Please copy each line below that contains the word "color".

[Opening THE DATA section]

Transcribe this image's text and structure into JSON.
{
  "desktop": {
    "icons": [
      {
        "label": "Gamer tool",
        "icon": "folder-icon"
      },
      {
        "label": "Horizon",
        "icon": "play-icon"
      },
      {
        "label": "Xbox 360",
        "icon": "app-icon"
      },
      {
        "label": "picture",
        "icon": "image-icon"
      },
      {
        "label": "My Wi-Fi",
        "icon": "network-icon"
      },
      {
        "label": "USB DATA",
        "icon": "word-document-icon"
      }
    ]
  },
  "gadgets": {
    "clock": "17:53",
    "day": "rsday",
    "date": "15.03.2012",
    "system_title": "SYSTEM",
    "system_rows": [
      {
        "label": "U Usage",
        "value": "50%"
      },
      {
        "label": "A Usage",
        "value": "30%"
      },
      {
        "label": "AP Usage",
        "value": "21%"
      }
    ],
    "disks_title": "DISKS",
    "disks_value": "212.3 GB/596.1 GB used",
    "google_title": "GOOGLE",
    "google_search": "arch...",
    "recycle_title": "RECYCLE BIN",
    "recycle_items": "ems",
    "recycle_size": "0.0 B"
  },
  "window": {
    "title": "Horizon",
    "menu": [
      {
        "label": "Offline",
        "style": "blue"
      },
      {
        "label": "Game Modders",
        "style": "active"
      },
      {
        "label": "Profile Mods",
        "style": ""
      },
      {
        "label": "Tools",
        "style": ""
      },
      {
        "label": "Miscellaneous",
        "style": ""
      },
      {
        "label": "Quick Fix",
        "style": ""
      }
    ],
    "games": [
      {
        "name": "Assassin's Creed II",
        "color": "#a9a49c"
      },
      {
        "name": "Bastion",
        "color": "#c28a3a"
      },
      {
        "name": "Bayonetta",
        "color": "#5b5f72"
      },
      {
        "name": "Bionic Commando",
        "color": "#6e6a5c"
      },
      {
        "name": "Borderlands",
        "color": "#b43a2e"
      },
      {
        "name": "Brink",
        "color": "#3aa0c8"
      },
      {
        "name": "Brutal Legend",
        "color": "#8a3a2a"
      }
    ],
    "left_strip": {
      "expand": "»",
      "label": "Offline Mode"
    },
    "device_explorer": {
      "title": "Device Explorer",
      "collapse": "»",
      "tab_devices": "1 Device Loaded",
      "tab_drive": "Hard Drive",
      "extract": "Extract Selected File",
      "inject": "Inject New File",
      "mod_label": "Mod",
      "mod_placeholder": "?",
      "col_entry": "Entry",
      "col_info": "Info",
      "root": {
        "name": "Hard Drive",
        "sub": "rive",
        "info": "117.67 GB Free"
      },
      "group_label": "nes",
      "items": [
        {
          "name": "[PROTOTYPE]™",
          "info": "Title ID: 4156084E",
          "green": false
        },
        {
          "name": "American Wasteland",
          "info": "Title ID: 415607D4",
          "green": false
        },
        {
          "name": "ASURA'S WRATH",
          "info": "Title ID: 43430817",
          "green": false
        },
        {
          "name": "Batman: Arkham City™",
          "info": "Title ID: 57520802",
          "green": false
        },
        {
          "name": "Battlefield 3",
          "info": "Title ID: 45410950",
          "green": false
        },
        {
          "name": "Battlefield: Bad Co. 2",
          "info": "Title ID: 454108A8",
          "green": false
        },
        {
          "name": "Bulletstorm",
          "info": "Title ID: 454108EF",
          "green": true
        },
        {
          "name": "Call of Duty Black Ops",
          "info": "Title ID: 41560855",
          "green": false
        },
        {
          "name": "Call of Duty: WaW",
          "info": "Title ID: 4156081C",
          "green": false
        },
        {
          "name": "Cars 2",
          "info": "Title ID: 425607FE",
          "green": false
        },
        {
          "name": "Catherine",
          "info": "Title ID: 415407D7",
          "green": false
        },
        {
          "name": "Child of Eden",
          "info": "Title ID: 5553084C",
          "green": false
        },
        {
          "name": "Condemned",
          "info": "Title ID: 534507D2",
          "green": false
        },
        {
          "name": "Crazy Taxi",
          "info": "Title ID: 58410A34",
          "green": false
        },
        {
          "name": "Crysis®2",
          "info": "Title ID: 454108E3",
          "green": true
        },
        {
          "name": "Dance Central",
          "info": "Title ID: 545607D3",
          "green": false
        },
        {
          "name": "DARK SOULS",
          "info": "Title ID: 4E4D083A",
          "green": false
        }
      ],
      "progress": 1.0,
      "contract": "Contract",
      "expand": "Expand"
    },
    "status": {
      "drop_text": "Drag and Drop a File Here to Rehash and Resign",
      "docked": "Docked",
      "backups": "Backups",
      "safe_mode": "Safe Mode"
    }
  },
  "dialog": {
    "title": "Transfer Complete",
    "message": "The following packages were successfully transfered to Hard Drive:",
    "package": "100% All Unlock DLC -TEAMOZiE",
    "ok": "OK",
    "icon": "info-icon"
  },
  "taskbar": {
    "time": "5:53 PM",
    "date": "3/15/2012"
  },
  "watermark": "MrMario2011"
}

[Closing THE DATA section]

== OUTPUT FOR THIS EXERCISE ==
        "color": "#a9a49c"
        "color": "#c28a3a"
        "color": "#5b5f72"
        "color": "#6e6a5c"
        "color": "#b43a2e"
        "color": "#3aa0c8"
        "color": "#8a3a2a"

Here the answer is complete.